Have y’all started listening to Song Exploder yet? It’s a great podcast (short episodes — usually in the neighborhood of 15 minutes) in which musicians pull songs apart and piece them back together to share insight on how they were made. (The songs — not the musicians. I think we all know how the musicians were made.) Thundercat did an episode that detailed the production of “Them Changes,” and it changed the way I look at the song. What Stephen Bruner does can sound extremely complex, but when he describes his music, he makes it sound so natural. Off-the-cuff, even. And I loved hearing about how the vocals took shape. Long story short: Listen to Song Exploder, listen to The Beyond/Where the Giants Roam, be happy you did both.
Fun fact: When you wait until December 31 to finish your top 10 albums of the year post, your top 10 albums of the year post becomes, by default, your New Year’s Eve post! Before getting to the list, I just want to thank everyone who takes the time to read this blog, whether it’s once a week, once a month, or just this once.
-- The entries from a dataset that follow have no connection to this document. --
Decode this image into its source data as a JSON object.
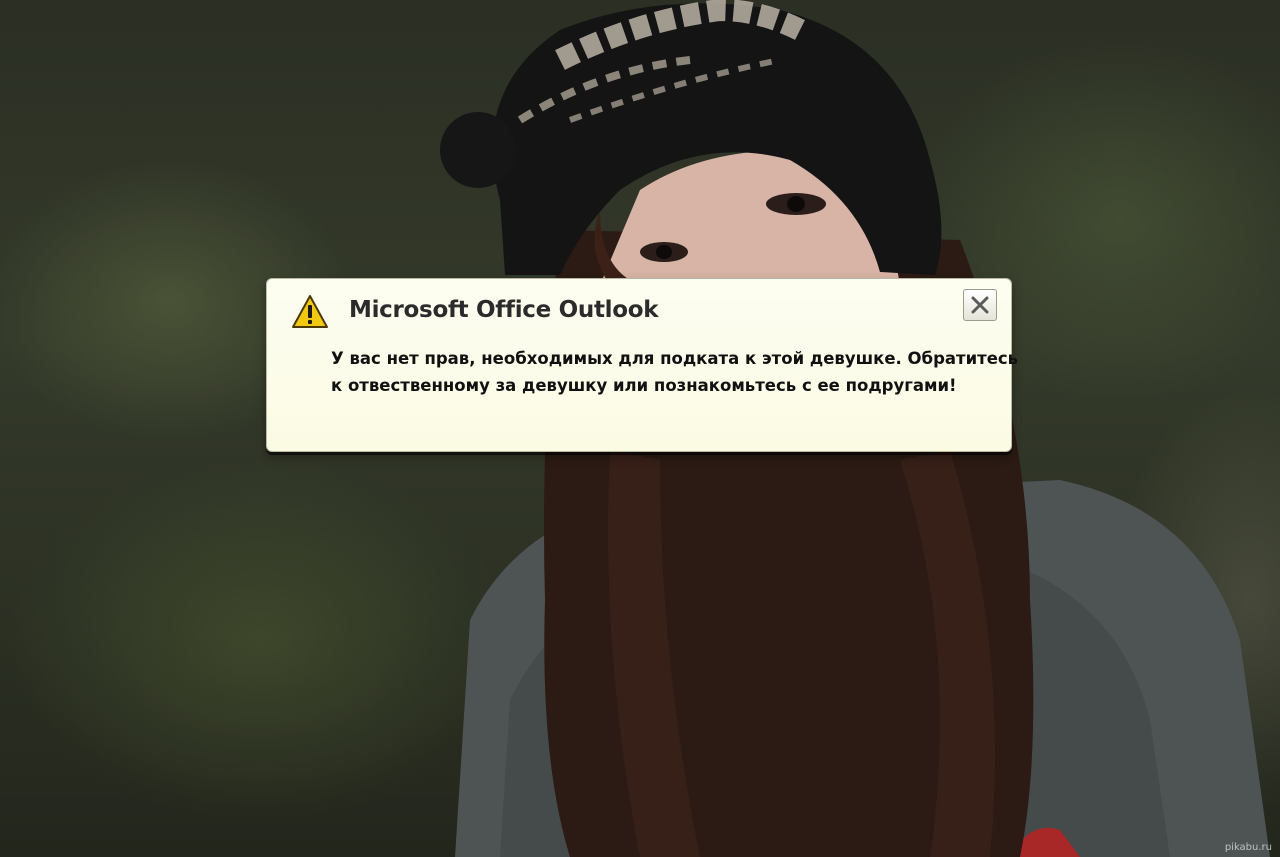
{
  "dialog": {
    "title": "Microsoft Office Outlook",
    "icon": "warning-triangle-icon",
    "close_icon": "close-icon",
    "message_lines": [
      "У вас нет прав, необходимых для подката к этой девушке. Обратитесь",
      "к отвественному за девушку или познакомьтесь с ее подругами!"
    ]
  },
  "watermark": "pikabu.ru",
  "colors": {
    "dialog_background": "#fbfbe4",
    "warning_yellow": "#f2c811",
    "background_green": "#343a2a"
  }
}
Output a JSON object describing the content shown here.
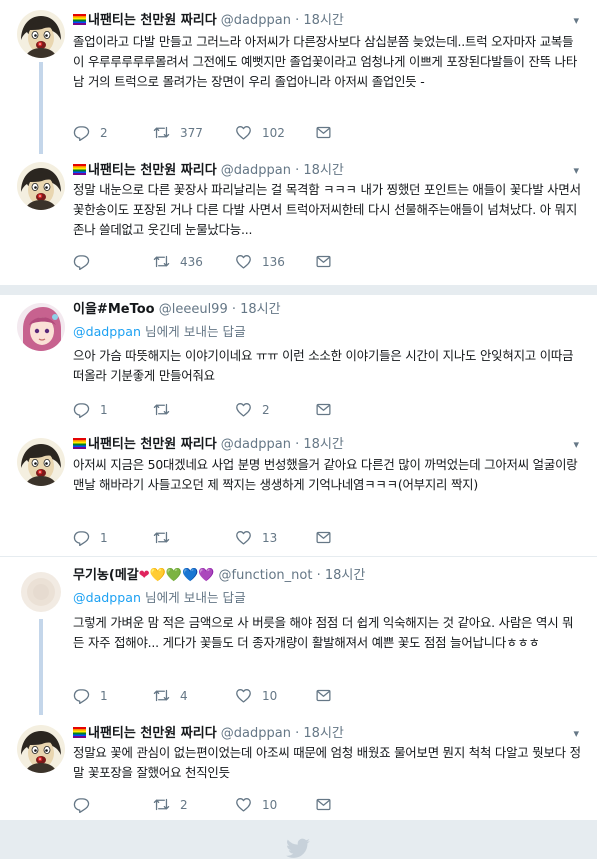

It’s such a gift thinking/knowing/believing that there are people out there who share your enthusiasms, and to everyone who left comments, retweeted links, reblogged posts, did guest posts, invited me to do guests posts, or interacted with YHT in any other way, thank you for being such awesome Internet buds.
Now for the 10 albums that meant the most to me in 2014: